rude slang A disparaging term for a homosexual man (as is "fruit").
in one's salad days
Fig. in one's youth. (Usually formal or literary. Comparing the greenness of a salad with the greenness, or freshness and inexperience, of youth.) I recall the joys I experienced on school vacations in my salad days. In our salad days, we were apt to get into all sorts of mischief on the weekends.
toss a salad
to mix various salad ingredients together. The chef tossed the salad. I tossed the salad just before my guests arrived.
your salad days(old-fashioned)
the time when you were young and had little experience of life But that was in my salad days, before I got married and had children.

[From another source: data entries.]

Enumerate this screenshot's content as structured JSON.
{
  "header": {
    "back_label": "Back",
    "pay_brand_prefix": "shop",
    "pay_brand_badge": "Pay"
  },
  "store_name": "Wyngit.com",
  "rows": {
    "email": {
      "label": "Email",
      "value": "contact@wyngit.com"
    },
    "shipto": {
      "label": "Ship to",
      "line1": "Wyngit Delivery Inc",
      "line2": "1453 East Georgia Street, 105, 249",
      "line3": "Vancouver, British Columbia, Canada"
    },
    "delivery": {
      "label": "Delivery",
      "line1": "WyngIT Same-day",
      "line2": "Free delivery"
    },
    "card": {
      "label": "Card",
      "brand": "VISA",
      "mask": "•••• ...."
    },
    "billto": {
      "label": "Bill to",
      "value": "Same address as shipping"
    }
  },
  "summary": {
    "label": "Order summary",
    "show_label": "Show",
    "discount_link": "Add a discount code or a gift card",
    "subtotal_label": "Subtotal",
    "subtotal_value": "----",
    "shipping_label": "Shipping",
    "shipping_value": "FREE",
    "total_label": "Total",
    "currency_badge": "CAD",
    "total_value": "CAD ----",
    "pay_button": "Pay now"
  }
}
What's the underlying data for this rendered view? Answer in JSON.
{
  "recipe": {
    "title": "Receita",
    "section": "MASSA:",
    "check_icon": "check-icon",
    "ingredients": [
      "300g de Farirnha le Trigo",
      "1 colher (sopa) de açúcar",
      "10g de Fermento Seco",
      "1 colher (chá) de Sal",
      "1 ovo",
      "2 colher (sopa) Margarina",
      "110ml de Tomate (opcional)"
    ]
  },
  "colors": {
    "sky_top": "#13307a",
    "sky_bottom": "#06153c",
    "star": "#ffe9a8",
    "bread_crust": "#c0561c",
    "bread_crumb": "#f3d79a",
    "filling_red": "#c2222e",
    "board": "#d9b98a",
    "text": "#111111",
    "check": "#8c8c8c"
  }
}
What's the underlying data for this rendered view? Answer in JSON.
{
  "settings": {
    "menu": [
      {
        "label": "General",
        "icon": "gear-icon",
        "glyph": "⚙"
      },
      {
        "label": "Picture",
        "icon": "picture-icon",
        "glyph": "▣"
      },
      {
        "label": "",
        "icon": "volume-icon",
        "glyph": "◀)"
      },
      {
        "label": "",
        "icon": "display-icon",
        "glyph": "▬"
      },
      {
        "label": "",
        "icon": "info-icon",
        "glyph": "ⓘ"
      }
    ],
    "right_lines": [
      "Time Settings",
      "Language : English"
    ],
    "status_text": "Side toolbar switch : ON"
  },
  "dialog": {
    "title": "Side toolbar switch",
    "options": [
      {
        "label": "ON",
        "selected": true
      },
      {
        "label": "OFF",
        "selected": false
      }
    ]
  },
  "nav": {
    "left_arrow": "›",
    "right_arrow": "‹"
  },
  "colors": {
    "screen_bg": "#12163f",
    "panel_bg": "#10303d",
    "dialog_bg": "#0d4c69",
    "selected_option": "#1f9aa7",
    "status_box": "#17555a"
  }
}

The time of youth, innocence, and inexperience, as in Back in our salad days we went anywhere at night, never thinking about whether it was safe or not . This expression, alluding to the greenness of inexperience, was probably invented by Shakespeare in Antony and Cleopatra (1:5), when Cleopatra, now enamored of Antony, speaks of her early admiration for Julius Caesar as foolish: "My salad days, when I was green in judgment, cold in blood."
A time of youthful inexperience and carefree pleasures, usually looked back on with nostalgia. The phrase came from Shakespeare's Anthony and Cleopatra, in which the Queen of the Nile reflected on “My salad days / When I was green in judgment: cold in blood . . .”